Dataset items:

════════════════

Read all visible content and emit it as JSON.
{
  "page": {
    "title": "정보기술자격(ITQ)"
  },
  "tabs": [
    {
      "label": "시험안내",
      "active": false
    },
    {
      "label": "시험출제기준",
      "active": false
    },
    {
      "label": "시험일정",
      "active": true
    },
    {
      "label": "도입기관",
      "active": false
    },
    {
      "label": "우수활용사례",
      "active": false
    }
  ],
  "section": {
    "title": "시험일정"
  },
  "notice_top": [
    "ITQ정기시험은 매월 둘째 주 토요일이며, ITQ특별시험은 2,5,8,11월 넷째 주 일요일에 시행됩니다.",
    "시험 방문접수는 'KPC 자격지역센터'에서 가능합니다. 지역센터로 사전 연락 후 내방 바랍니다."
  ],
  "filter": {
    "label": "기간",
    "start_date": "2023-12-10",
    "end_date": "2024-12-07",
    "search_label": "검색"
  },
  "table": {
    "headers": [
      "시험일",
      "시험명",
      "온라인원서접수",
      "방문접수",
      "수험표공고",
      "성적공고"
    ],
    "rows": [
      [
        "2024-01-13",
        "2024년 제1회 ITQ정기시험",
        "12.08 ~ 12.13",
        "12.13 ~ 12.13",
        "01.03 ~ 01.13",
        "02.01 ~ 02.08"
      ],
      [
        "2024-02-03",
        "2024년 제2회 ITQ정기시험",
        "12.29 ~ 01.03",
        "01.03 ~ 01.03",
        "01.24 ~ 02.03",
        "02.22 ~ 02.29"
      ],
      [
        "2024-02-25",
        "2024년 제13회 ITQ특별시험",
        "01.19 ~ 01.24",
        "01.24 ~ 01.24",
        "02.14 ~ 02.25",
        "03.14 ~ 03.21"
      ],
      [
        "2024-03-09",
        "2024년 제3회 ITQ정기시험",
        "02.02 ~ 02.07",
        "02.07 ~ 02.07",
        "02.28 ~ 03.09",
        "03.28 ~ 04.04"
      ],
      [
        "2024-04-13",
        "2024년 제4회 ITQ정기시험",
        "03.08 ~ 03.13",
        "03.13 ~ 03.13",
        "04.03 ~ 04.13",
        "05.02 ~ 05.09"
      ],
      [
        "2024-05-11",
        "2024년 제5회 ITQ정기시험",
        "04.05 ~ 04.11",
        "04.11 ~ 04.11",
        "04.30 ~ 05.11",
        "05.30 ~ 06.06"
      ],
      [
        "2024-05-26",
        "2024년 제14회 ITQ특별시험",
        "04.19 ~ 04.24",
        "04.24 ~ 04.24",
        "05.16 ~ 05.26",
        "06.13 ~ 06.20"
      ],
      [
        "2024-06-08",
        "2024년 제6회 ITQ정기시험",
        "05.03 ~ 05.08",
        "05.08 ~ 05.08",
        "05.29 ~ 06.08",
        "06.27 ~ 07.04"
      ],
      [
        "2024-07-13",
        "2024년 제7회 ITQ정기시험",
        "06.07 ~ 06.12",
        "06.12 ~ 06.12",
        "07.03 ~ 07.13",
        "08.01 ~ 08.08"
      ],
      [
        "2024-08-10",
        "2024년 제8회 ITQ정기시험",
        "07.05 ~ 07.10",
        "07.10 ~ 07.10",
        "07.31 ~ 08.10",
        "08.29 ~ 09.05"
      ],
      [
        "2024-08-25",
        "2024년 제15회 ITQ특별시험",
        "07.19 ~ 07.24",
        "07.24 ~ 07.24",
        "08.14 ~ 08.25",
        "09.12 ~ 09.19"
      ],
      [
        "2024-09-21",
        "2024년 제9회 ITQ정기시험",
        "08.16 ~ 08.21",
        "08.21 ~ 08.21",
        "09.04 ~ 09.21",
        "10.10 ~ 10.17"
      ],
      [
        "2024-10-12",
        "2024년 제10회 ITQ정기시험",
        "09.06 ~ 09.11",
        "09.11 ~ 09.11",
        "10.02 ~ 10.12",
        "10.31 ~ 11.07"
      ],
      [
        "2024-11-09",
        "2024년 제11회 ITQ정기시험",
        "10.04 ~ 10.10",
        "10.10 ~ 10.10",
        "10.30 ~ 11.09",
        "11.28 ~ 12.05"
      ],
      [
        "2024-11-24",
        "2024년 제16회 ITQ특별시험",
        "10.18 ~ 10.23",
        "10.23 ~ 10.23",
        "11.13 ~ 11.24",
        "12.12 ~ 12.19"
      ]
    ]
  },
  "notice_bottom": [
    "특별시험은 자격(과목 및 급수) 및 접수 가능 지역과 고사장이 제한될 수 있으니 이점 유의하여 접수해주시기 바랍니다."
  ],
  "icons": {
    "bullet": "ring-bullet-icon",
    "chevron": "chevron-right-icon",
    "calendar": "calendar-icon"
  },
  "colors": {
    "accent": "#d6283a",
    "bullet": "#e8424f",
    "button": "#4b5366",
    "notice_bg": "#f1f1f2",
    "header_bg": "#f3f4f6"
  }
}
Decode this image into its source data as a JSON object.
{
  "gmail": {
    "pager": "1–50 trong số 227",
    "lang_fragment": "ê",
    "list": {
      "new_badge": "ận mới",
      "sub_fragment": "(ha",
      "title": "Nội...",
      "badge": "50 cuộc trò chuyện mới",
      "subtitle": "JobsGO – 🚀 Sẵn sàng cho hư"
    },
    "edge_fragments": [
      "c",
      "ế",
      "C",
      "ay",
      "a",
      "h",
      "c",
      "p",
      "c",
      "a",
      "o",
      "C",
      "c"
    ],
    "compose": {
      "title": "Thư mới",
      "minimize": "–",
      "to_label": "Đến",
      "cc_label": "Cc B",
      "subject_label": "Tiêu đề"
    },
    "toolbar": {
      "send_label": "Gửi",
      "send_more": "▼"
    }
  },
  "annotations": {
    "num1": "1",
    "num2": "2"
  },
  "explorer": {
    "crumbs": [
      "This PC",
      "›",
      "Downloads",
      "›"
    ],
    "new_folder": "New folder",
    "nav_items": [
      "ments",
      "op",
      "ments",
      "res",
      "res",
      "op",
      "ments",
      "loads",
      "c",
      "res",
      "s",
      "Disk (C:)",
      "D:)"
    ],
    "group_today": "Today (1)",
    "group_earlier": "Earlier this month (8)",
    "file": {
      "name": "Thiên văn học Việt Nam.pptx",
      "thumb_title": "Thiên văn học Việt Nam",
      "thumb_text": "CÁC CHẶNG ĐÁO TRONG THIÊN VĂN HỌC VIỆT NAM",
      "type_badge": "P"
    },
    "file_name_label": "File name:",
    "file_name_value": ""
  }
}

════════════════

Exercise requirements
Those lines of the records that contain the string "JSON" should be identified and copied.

Reply
Read all visible content and emit it as JSON.
Decode this image into its source data as a JSON object.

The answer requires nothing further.